and Susan Blackwell. [title of show] will be presented as part of the 2010-2011 season at TheatreWorks. Photo by Carol Rosegg
If the new TheatreWorks season only contained[title of show], I would be thrilled. I wanted desperately for this “little musical that could” to have it’s pre-Broadway run in San Francisco, but creators Hunter Bell and Jeff Bowen opted not to go out of town and head directly from off Broadway to on. The show didn’t exactly re-write Broadway history, but the original cast recording preserved a plucky show that, to some of us, is legendary in its wit and ambition.
But now this musical for people who love (and loathe and love to loathe) musicals is going to conclude the newly announced TheatreWorks season in June of 2011.
[title of show] isn’t the only treat in the season. After its run on Broadway this season, the Bay Area will get to sink its teeth into Tracy Letts’ Superior Donuts, his well-received follow-up to the gazillion-award-winning August: Osage County. The play runs Oct. 6 to 31. And another Broadway hit (one that recently stopped in San Francisco on its national tour) takes steps to Mountain View. The 39 Steps, a lovingly comic spoof of the Alfred Hitchcock movie of the same name, opens in January of 2011.
You can usually count on a TheatreWorks season to include a big, juicy musical, and the coming season is no exception. Adam Guettel and Craig Lucas’ A Light in the Piazza, a stunning, sophisticated work of modern musical theater (with a score by Richard Rodgers’ eminently talented grandson, no less), opens Aug. 25.
The season also includes three world premieres, including season-opener Auctioning the Ainsleys by Laura Schellhardt about a family of auctioneers. Schellhardt’s The K of D was seen at the Magic Theatre.
The second world premiere is a holiday offering: a new musical adaptation of Truman Capote’s story A Christmas Memory with lyrics by Carol Hall (The Best Little Whorehouse in Texas), music by Larry Grossman and a book by Duane Poole. The show runs through most of the month of December.
The third world premiere is Rajiv Joseph’s psychological thriller The North Pool. Joseph is probably best known for his play Bengal Tiger in the Baghdad Zoo. His Animals Out of Paper is currently at SF Playhouse.
And finally, David Gutterson’s acclaimed novel Snow Falling on Cedars gets a theatrical adaptation (and a Bay Area premiere) in March 2011. Kevin McKeon of Book-It Repertory Theatre adapted and directed David Guterson’s masterful novel for the stage in Seattle three years ago.

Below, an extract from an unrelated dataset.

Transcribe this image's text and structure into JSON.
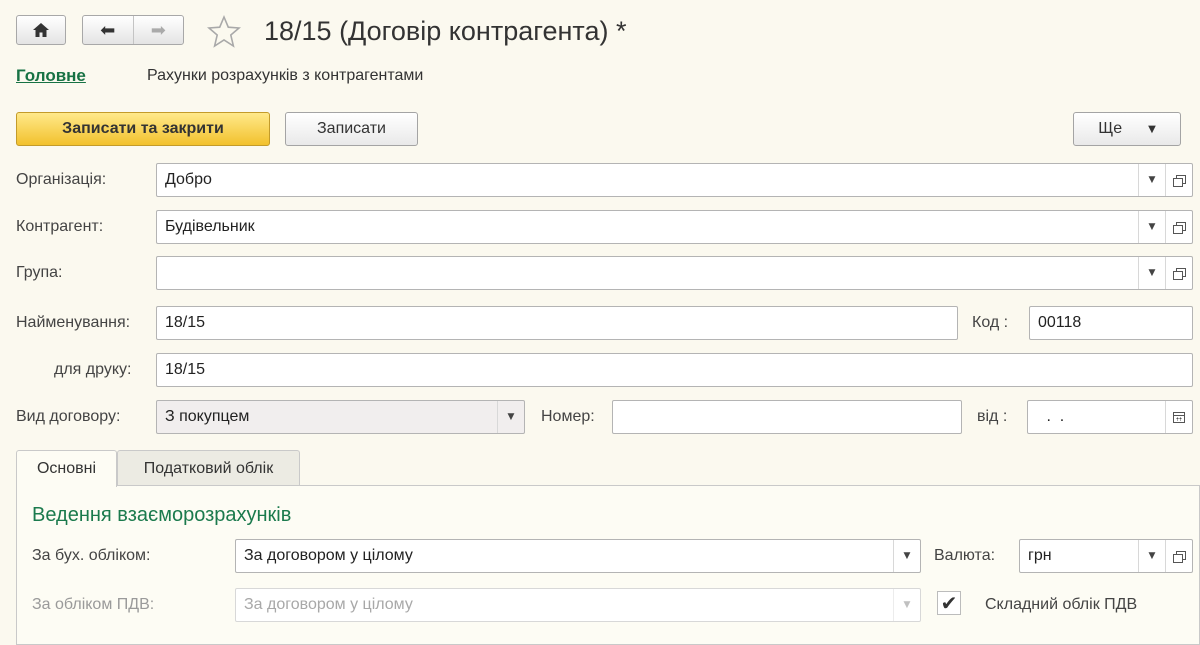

For information about the TheatreWorks season call 650 463-1960 or visit www.theatreworks.org. Subscriptions range from $149 to $441.

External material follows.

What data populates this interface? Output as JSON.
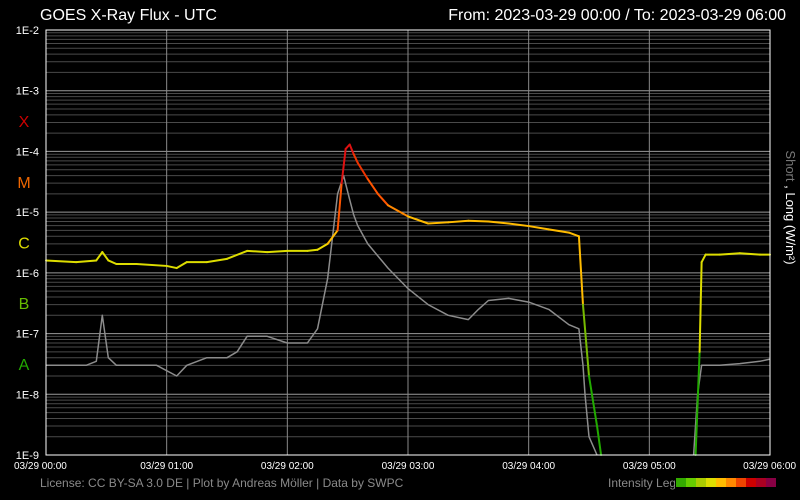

Photo at right: Tracy Letts, author of Superior Donuts. Photo courtesy of Steppenwolf Theatre Co.
Robert Kelley keeps putting a great mix of plays and musicals together. I find especially interesting that one can subscribe to one’s own choice of productions, so the audience self sorts.
I loved both Superior Donuts and The 39 Steps. While Superior Donuts is very different from August: Osage County, it has Tracy Letts’ sharp dialogue and memorable characters. And The 39 Steps is so clever and inventive. Hard to believe you can do so much with four actors and a few props and lots of imagination. It’s the essence of theatricality.